There was no word on availability for Oracle Fusion Middleware 11g or JDeveloper 11g.
Those most concerned over the lack of facts appeared to be customers running PeopleSoft, Siebel, or JDE - companies bought by Oracle during its three-year spending spree.
Asked when Oracle will produce Fusion applications for PeopleSoft and specifically PeopleSoft HR, Ellison said the applications Lye had demonstrated would work with PeopleSoft ERP and there were "no new" product dates to announce.
What's the roadmap for the second-generation of Fusion applications? "The first generation of Fusion is coming in 2008. We don't know what the second generation of Fusion is. I'm not sure what you mean," Ellison replied.
Which databases will Fusion support? Turns out, that'll depend on the application and your line of business. If you are in financial services and you use Microsoft's SQL Server, for example, you're shit out of luck. If you're on IBM's DB2, you might be OK - but that depends on whether IBM also buys into Fusion.
"You have to talk about specific applications," Ellison said. "Fusion in financial services supports DB2 and Oracle. We made a decision... We are clearly going to support Oracle. We are going to support IBM. We've asked IBM to put certain security features in DB2 that make it easier to support DB2 and we are in the middle of those negotiations."
So much for the "standards-based, open" SOA architecture we'd heard so much about. Suddenly things aren't looking so open and you're relying on Oracle's stack.
The last Fusion marketing myth centered on the unresolved question of whether Oracle, PeopleSoft, JDE and Siebel will live on or be merged into one Fusion suite combining the best of the best over time. "Will you 'Fusionize' every single application so people still have the choice to stay on Oracle, Sieble or PeopleSoft?"
"We will have a Fusion version for every application," Ellison replied. "So you're moving off these brands?" came the follow up. "No, well yes - by 2025."
To quote Ellison from his Sunday night gig, you couldn't make this up.
Then came licensing. In the wake of Oracle VM this week, "will you reconsider licensing, because with every feature Oracle is becoming expensive"?
The problem, according to Ellison, is not Oracle's per-user or per-processor charging or its fiendishly confusing calculations - it's you, the customer, who's stupid for having lots of little licenses and for not buying in bulk with one license.
"We'd much rather sit down with a customer and agree a company license - use as much as you need. Unlimited License Agreement (ULA) is our preferred license agreement.
"People used to think ULA was the prerogative of large customers. That's not the case. We are doing ULA with medium and smaller customers. Please talk to your Oracle sales person about going away form per processor or per person," Ellison advised.
This would be the ULA Gartner has warned customers over.

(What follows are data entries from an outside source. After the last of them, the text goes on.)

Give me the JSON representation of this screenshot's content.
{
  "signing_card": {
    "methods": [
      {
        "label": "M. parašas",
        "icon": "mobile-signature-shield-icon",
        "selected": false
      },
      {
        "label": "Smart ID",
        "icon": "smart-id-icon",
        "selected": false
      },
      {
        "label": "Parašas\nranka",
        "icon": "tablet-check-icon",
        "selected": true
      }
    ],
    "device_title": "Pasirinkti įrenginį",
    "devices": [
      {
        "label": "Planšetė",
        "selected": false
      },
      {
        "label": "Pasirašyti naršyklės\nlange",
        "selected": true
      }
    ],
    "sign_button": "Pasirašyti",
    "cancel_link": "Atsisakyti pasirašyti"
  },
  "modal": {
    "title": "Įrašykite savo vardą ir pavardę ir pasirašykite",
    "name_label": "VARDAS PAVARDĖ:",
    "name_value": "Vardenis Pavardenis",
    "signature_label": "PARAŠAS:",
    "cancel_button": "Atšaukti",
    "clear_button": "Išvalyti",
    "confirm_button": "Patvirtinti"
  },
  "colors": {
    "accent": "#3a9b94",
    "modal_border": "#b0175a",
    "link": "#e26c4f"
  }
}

And, sorry if you've had to remove CPUs from your server because it's too expensive to use Oracle, as one audience member admitted, because it's too complicated for Oracle to re-work the numbers. "I agree there are certain cases where people swap out the processor," Ellison sympathized. "If you are on a very old machine, that's probably one scenario our licensing policy doesn't consider."
However, change to make everyone in all scenarios happy is "so enormously complex it's impossible to implement".
The lowest point in Ellison's working of the room, though, had to be when the billionaire CEO put one timid speaker in his place, not for not getting Fusion, not for not liking Oracle licensing, and not for disliking the fact he has to gut his server just to keep Larry's BMW-sponsored racing yacht afloat.
It was for "feeling happy" that some of the money he spends on a Microsoft product will help "fight disease" through the Bill and Melinda Gates Foundation.
"Let me respond," Ellison said cutting the customer off before moving on. "Bill Gates was very generous. He gave a lot of Microsoft stock to the foundation a long time ago and they sold the stock... If you think, when you buy a copy of Microsoft Office tomorrow, that the money is going to some guy in the Andes you're very much mistaken."
See you at OpenWorld 2008. ®